In nature, timing is everything.
From the mass migration of monarch butterflies to the simultaneous seminal release of corals to the collective deaths of salmon and cicadas, many species stick to schedules so strict, their habits could be used to mark the seasons.
Unfortunately, more and more evidence suggests that climate change has already begun to cuss up these timetables.
Some flowers, for example, seem to be adapting more quickly to global warming than the wild bumblebees they rely on for reproduction. The flowers bloom earlier, often before the bees have emerged to transport pollen between them. As a result, the plants produce fewer seeds. If the two can’t sync up, the lockstep dance of pollination that has developed over millennia may unravel over the relatively short course of centuries—or even decades.
"Increasingly, the warming that is happening in cities seems to be offering us a lens through which we can understand the effects of future global warming. And the future is often dependent on complex interactions among species we know little about."
Scientists call this occurrence a “phenological mismatch,” but you could simply think of it as bad timing.
“One thing that happens [with global warming] is that partnerships between all kinds of organisms break down because one partner changes more than another,” says Emily Meineke, a North Carolina State University graduate student and U.S. Environmental Protection Agency STAR fellow. Meineke is currently researching whether one of these mismatches is happening between scale insects and their arch nemeses, parasitic wasps, thanks to urban warming in Raleigh, North Carolina.
Scale insects are small, mostly stationary bugs that suck the life out of trees. But these parasites have parasites of their own. Several species of wasp prey upon scales by drilling into their shells and depositing tiny monster eggs. Once the larva hatches, it lives inside the body of the scale insect, sucking its blood like Voldemort noshing on a unicorn.

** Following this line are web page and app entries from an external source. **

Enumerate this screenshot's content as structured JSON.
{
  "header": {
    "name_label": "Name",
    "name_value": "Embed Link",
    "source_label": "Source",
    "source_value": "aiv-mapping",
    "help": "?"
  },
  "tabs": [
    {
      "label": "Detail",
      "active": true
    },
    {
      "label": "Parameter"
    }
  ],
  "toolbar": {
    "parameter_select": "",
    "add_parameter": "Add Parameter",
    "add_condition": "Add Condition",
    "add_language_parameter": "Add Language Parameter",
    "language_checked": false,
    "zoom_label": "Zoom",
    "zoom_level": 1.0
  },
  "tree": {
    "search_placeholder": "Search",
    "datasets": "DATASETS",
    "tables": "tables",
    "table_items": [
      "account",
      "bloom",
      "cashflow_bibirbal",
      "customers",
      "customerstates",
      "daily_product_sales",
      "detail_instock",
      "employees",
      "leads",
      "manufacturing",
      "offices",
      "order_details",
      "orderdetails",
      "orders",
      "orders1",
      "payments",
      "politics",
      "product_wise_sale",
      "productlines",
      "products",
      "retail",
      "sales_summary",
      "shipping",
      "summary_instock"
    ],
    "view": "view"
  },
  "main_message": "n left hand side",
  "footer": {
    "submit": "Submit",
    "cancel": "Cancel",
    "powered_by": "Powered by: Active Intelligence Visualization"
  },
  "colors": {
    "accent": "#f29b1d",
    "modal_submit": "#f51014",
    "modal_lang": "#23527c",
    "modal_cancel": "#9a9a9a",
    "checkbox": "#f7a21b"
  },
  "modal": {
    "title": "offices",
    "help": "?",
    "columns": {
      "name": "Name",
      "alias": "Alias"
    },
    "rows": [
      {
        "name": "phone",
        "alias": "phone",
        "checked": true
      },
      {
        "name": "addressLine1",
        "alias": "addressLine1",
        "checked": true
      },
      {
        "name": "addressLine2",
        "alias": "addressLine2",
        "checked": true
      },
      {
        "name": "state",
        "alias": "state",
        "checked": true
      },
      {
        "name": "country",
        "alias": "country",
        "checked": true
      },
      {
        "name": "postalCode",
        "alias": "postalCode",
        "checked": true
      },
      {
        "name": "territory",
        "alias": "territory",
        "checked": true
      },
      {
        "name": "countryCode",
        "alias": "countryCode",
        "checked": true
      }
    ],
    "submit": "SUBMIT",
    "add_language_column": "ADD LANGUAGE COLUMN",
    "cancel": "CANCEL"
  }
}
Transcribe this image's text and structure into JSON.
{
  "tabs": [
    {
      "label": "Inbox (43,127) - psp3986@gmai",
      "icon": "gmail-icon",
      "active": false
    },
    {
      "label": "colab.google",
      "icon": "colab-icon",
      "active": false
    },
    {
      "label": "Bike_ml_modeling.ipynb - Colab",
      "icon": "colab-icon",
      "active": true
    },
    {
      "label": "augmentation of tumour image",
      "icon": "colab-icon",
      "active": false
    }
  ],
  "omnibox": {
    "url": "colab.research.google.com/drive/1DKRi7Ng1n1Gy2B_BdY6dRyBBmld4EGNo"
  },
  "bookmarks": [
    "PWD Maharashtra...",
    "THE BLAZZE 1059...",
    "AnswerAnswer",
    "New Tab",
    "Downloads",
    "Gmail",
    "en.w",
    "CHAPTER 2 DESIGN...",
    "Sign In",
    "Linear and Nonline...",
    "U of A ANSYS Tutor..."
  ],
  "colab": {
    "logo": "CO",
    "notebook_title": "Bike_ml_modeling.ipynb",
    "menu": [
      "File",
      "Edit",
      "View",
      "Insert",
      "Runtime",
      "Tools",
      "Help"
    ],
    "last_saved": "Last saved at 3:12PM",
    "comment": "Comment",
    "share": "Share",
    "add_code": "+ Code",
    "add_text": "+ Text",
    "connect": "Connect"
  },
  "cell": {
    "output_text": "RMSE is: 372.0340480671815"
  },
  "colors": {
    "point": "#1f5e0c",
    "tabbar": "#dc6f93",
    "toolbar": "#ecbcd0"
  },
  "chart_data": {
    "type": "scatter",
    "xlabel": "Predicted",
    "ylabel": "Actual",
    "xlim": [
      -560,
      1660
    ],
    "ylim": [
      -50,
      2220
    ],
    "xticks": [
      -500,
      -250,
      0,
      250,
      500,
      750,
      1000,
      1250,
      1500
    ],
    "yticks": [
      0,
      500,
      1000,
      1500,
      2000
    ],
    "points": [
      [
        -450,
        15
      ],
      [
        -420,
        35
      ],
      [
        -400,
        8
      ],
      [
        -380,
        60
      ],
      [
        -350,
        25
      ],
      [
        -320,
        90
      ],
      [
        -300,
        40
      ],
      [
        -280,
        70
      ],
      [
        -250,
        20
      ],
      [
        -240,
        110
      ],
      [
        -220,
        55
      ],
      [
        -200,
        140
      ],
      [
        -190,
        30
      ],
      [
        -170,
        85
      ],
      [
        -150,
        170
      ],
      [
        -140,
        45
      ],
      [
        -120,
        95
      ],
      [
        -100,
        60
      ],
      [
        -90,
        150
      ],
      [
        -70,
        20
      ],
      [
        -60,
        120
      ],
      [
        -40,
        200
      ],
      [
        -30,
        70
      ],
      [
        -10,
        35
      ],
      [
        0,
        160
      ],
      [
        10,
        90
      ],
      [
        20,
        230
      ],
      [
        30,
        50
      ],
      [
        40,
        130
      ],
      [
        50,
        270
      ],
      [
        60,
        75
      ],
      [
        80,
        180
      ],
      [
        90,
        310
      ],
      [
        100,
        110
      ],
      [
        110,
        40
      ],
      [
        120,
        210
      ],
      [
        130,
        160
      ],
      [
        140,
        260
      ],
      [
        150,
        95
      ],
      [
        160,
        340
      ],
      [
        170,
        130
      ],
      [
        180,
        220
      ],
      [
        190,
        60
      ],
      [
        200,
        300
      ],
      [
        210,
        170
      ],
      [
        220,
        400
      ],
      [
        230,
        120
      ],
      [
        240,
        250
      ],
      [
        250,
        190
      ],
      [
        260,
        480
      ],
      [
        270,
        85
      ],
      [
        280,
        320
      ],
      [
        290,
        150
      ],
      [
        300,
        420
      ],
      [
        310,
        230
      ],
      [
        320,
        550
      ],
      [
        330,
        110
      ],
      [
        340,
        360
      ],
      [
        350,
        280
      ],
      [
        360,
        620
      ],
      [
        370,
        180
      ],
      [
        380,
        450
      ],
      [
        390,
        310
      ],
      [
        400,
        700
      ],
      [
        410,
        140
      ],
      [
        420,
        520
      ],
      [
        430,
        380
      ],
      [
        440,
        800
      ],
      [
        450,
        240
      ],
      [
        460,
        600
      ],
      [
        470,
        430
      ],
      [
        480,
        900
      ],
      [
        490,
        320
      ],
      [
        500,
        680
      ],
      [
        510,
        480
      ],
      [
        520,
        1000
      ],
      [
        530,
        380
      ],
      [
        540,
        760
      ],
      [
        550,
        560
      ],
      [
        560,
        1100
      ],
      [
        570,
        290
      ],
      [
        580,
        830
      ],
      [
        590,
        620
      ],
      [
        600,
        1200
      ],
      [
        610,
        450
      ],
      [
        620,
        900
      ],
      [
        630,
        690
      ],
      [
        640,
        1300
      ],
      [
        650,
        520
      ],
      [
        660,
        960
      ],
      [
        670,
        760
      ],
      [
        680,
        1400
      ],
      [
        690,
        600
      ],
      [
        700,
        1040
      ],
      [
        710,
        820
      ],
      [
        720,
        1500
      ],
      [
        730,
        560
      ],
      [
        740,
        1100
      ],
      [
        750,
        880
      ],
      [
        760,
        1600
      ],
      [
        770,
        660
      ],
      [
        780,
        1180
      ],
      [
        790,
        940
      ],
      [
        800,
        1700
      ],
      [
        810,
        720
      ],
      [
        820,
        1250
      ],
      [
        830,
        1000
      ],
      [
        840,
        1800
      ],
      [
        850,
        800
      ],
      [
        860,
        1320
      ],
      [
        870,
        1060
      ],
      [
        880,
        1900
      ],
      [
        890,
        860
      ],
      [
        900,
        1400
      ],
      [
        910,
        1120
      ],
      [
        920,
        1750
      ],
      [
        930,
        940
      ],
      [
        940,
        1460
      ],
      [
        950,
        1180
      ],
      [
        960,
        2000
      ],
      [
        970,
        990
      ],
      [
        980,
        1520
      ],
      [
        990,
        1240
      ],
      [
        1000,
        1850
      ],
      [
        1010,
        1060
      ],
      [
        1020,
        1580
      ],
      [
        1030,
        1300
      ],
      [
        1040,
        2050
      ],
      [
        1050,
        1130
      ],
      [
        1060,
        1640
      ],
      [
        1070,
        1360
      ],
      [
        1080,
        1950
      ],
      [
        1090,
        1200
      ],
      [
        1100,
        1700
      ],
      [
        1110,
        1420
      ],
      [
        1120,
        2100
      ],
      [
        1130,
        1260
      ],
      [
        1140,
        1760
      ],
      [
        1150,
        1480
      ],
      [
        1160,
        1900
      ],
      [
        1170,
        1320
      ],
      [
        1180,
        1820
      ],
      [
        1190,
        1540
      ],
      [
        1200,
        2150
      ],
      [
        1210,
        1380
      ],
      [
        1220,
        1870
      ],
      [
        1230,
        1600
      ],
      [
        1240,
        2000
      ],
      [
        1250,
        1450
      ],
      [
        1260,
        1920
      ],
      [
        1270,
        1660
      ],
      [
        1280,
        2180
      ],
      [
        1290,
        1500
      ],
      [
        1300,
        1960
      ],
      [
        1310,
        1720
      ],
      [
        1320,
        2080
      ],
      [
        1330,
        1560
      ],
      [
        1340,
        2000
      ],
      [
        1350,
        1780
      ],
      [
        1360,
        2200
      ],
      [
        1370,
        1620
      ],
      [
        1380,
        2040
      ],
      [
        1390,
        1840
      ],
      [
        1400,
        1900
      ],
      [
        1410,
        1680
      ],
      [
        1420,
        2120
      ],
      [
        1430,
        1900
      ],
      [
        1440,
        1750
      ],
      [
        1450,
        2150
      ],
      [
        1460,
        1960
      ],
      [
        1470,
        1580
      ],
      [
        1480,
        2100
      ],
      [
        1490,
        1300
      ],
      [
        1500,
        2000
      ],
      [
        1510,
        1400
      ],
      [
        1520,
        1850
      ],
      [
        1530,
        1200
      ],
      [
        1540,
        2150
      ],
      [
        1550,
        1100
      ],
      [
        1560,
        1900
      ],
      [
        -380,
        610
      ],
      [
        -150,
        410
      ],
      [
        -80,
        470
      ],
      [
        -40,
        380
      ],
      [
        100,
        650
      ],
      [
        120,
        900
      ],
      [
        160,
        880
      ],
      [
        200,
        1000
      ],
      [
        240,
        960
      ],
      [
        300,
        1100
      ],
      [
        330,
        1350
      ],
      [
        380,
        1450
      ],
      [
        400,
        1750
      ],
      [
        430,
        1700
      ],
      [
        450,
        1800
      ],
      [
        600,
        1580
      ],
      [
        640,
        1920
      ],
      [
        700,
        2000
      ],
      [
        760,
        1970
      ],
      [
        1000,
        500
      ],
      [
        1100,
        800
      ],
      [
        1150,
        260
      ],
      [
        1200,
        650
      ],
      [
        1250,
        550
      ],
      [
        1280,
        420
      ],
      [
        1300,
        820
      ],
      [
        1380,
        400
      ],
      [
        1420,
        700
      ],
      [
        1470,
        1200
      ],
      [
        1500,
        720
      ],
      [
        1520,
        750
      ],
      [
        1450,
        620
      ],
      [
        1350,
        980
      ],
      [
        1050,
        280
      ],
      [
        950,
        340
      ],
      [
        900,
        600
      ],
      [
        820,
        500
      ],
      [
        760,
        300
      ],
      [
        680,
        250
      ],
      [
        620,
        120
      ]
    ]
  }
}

But here’s the thing: Scale insects seem to thrive under slightly warmer conditions, while wasps fare no better or worse. Using a thermal map obtained from a Landsat satellite, Meineke collected wasp-infected scale insects from “hot” and “cold” areas across Raleigh. The difference in average temperatures at the sites varied by just a half-degree Celsius, but it’s a case of a little warmth going a long way. In the “hot” areas, scale insects were able to produce twice as many eggs as their counterparts in the “cold” areas.
To be clear, the wasps were still infecting the scales at both places. In the cooler sites, the parasites’ eggs affected the scales’ ability to produce its own eggs. Call it nature’s way of keeping scale insects from taking over the world. But Meineke’s evidence suggests that higher temps allow scale insects to somehow overcome the wasp’s influence.
This may be due to the fact that the scales hatch earlier in warm conditions. And when that occurs, their other life events move up on the calendar, too: earlier molting, breeding, egg-laying.
As for the wasps, their life cycle appears to remain the same in the heat. They still drill into scale insects (which are now a few days or weeks older than normal), lay their eggs, and leave their young to leech off their host. Everything is as it was before, except for the fact that the wasp larvae no longer seem to compromise the egg production of their hosts.
Meineke says this could mean the whole dynamic of their relationship has changed from parasitism (where one species succeeds at a detriment to the other) to something more akin to commensalism (where one species benefits at no cost to the other).
Biologist and study co-author Rob Dunn admits that such a small shift in the relationship of two tiny insects may seem insignificant, but the findings could be part of a much bigger pattern.
“Increasingly, the warming that is happening in cities seems to be offering us a lens through which we can understand the effects of future global warming,” he says. “And the future is often dependent on complex interactions among species we know little about.”
Not to mention, the trees might give a damn (if they could). A difference of just half-degree Celsius was enough to tip the balance in favor of the scales. The Intergovernmental Panel on Climate Change projects temperatures to increase four times as much over the next century. That kind of heat could potentially hatch a whole lot more tree-sucking bugs.
And what else it might have in store—for the birds, the bees, the salmon, and the cicadas—we just don’t know yet. We’d be wise to start filling out those calendars in pencil.